#### [Task to complete]
Without altering a word, return the records below, but exclude the pictures.

(Page and application data records)
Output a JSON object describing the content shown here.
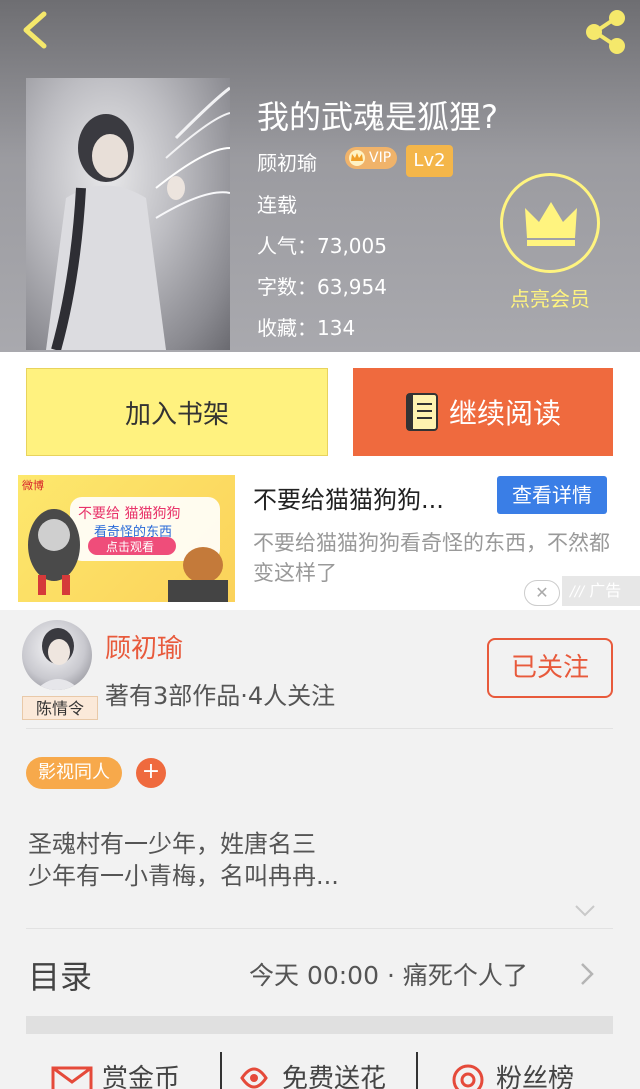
{
  "header": {
    "book_title": "我的武魂是狐狸?",
    "author": "顾初瑜",
    "vip_label": "VIP",
    "level": "Lv2",
    "status": "连载",
    "popularity": "人气：73,005",
    "word_count": "字数：63,954",
    "favorites": "收藏：134",
    "member_label": "点亮会员",
    "colors": {
      "accent_yellow": "#fff47f",
      "badge_orange": "#f4b64a"
    }
  },
  "actions": {
    "add_to_shelf": "加入书架",
    "continue_reading": "继续阅读",
    "colors": {
      "shelf_bg": "#fff27f",
      "read_bg": "#ef6a3e"
    }
  },
  "ad": {
    "title": "不要给猫猫狗狗...",
    "detail_button": "查看详情",
    "description": "不要给猫猫狗狗看奇怪的东西，不然都变这样了",
    "tag": "广告",
    "close_icon": "close-icon",
    "image_source": "微博",
    "image_text_line1": "不要给 猫猫狗狗",
    "image_text_line2": "看奇怪的东西",
    "image_button": "点击观看"
  },
  "author_card": {
    "name": "顾初瑜",
    "avatar_tag": "陈情令",
    "works_info": "著有3部作品·4人关注",
    "follow_button": "已关注",
    "genre_tag": "影视同人",
    "add_tag": "+",
    "synopsis": "圣魂村有一少年，姓唐名三\n少年有一小青梅，名叫冉冉...",
    "colors": {
      "name": "#e85a3c"
    }
  },
  "toc": {
    "title": "目录",
    "latest": "今天 00:00 · 痛死个人了"
  },
  "bottom_bar": {
    "items": [
      "赏金币",
      "免费送花",
      "粉丝榜"
    ]
  }
}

#### [Task answer]
Output a JSON object describing the content shown here.
{
  "header": {
    "book_title": "我的武魂是狐狸?",
    "author": "顾初瑜",
    "vip_label": "VIP",
    "level": "Lv2",
    "status": "连载",
    "popularity": "人气：73,005",
    "word_count": "字数：63,954",
    "favorites": "收藏：134",
    "member_label": "点亮会员",
    "colors": {
      "accent_yellow": "#fff47f",
      "badge_orange": "#f4b64a"
    }
  },
  "actions": {
    "add_to_shelf": "加入书架",
    "continue_reading": "继续阅读",
    "colors": {
      "shelf_bg": "#fff27f",
      "read_bg": "#ef6a3e"
    }
  },
  "ad": {
    "title": "不要给猫猫狗狗...",
    "detail_button": "查看详情",
    "description": "不要给猫猫狗狗看奇怪的东西，不然都变这样了",
    "tag": "广告",
    "close_icon": "close-icon",
    "image_source": "微博",
    "image_text_line1": "不要给 猫猫狗狗",
    "image_text_line2": "看奇怪的东西",
    "image_button": "点击观看"
  },
  "author_card": {
    "name": "顾初瑜",
    "avatar_tag": "陈情令",
    "works_info": "著有3部作品·4人关注",
    "follow_button": "已关注",
    "genre_tag": "影视同人",
    "add_tag": "+",
    "synopsis": "圣魂村有一少年，姓唐名三\n少年有一小青梅，名叫冉冉...",
    "colors": {
      "name": "#e85a3c"
    }
  },
  "toc": {
    "title": "目录",
    "latest": "今天 00:00 · 痛死个人了"
  },
  "bottom_bar": {
    "items": [
      "赏金币",
      "免费送花",
      "粉丝榜"
    ]
  }
}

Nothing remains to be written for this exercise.